To give you a hint of how he goes about things, Mrvich starts with a 10- to 18-pound beef brisket. Mrvich suggests seasoning it liberally with the beef rub of your choice. Or, he also offers up a quick salt, garlic and black pepper mix.
When it’s time to cook the brisket, place the meat so that the fat-cap is in the direction of the heat source to protect it. Then, close your cooker lid and let it cook until “the bark has set.” In other words, says Mrvich, the seasoning is no longer a paste, and is firm enough so that you can’t scrape it off with your fingernail.
At this point, the brisket should have a nice mahogany color. Remove it from the pit and wrap it—along with a little beef broth—tightly in two sheets of aluminum foil. Then, place the brisket back on the pit.

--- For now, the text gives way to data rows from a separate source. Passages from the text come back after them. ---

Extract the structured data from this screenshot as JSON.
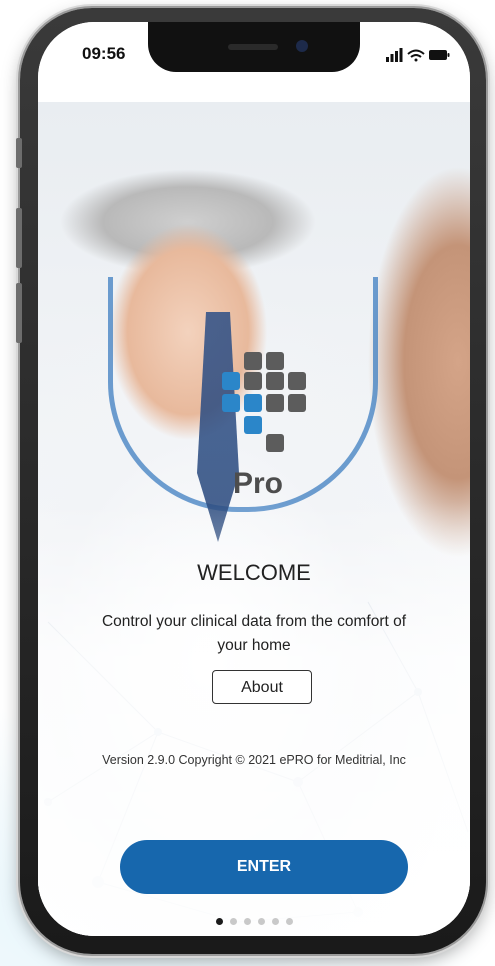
{
  "status_bar": {
    "time": "09:56"
  },
  "welcome": {
    "title": "WELCOME",
    "tagline": "Control your clinical data from the comfort of your home",
    "about_label": "About",
    "version_text": "Version 2.9.0 Copyright © 2021 ePRO for Meditrial, Inc",
    "enter_label": "ENTER"
  },
  "logo": {
    "text": "Pro"
  },
  "pager": {
    "count": 6,
    "active_index": 0
  },
  "colors": {
    "accent": "#1767ad",
    "logo_blue": "#2b86c9",
    "logo_gray": "#5c5c5c"
  }
}
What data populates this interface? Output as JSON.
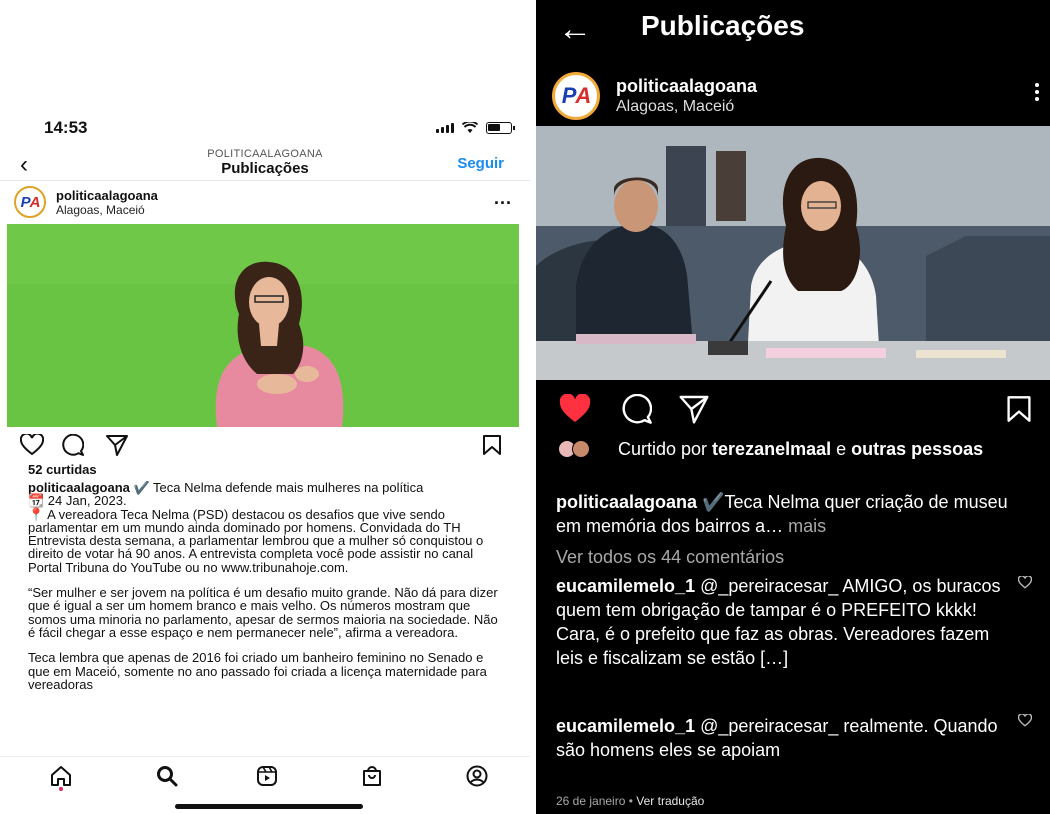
{
  "left": {
    "status": {
      "time": "14:53"
    },
    "nav": {
      "back_icon": "‹",
      "account": "POLITICAALAGOANA",
      "title": "Publicações",
      "follow": "Seguir"
    },
    "post": {
      "username": "politicaalagoana",
      "location": "Alagoas, Maceió",
      "more": "...",
      "likes": "52 curtidas",
      "caption_user": "politicaalagoana",
      "caption_title": " ✔️ Teca Nelma defende mais mulheres na política",
      "caption_date": "📆 24 Jan, 2023.",
      "caption_p1": "📍 A vereadora Teca Nelma (PSD) destacou os desafios que vive sendo parlamentar em um mundo ainda dominado por homens. Convidada do TH Entrevista desta semana, a parlamentar lembrou que a mulher só conquistou o direito de votar há 90 anos. A entrevista completa você pode assistir no canal Portal Tribuna do YouTube ou no www.tribunahoje.com.",
      "caption_p2": "“Ser mulher e ser jovem na política é um desafio muito grande. Não dá para dizer que é igual a ser um homem branco e mais velho. Os números mostram que somos uma minoria no parlamento, apesar de sermos maioria na sociedade. Não é fácil chegar a esse espaço e nem permanecer nele”, afirma a vereadora.",
      "caption_p3": "Teca lembra que apenas de 2016 foi criado um banheiro feminino no Senado e que em Maceió, somente no ano passado foi criada a licença maternidade para vereadoras"
    },
    "tabs": [
      "home-icon",
      "search-icon",
      "reels-icon",
      "shop-icon",
      "profile-icon"
    ]
  },
  "right": {
    "back_icon": "←",
    "title": "Publicações",
    "post": {
      "username": "politicaalagoana",
      "location": "Alagoas, Maceió",
      "liked_prefix": "Curtido por ",
      "liked_user": "terezanelmaal",
      "liked_mid": " e ",
      "liked_others": "outras pessoas",
      "caption_user": "politicaalagoana",
      "caption_text": " ✔️Teca Nelma quer criação de museu em memória dos bairros a…",
      "caption_more": " mais",
      "view_all": "Ver todos os 44 comentários",
      "comments": [
        {
          "user": "eucamilemelo_1",
          "text": " @_pereiracesar_ AMIGO, os buracos quem tem obrigação de tampar é o PREFEITO kkkk! Cara, é o prefeito que faz as obras. Vereadores fazem leis e fiscalizam se estão […]"
        },
        {
          "user": "eucamilemelo_1",
          "text": " @_pereiracesar_ realmente. Quando são homens eles se apoiam"
        }
      ],
      "date": "26 de janeiro",
      "date_sep": " • ",
      "translate": "Ver tradução"
    },
    "colors": {
      "like_red": "#ff3040",
      "muted": "#a8a8a8"
    }
  }
}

Continue cooking the brisket until either a meat probe or toothpick can be pushed into the meat and removed with little to no resistance. It should feel almost like it’s going into warm butter, says Mrvich. At that point, the brisket is finished cooking. Pull it off the grill, vent the foil, and let it rest for about 30 minutes prior to slicing. Now, it’s simply time to kick back and enjoy the fruits of your labor.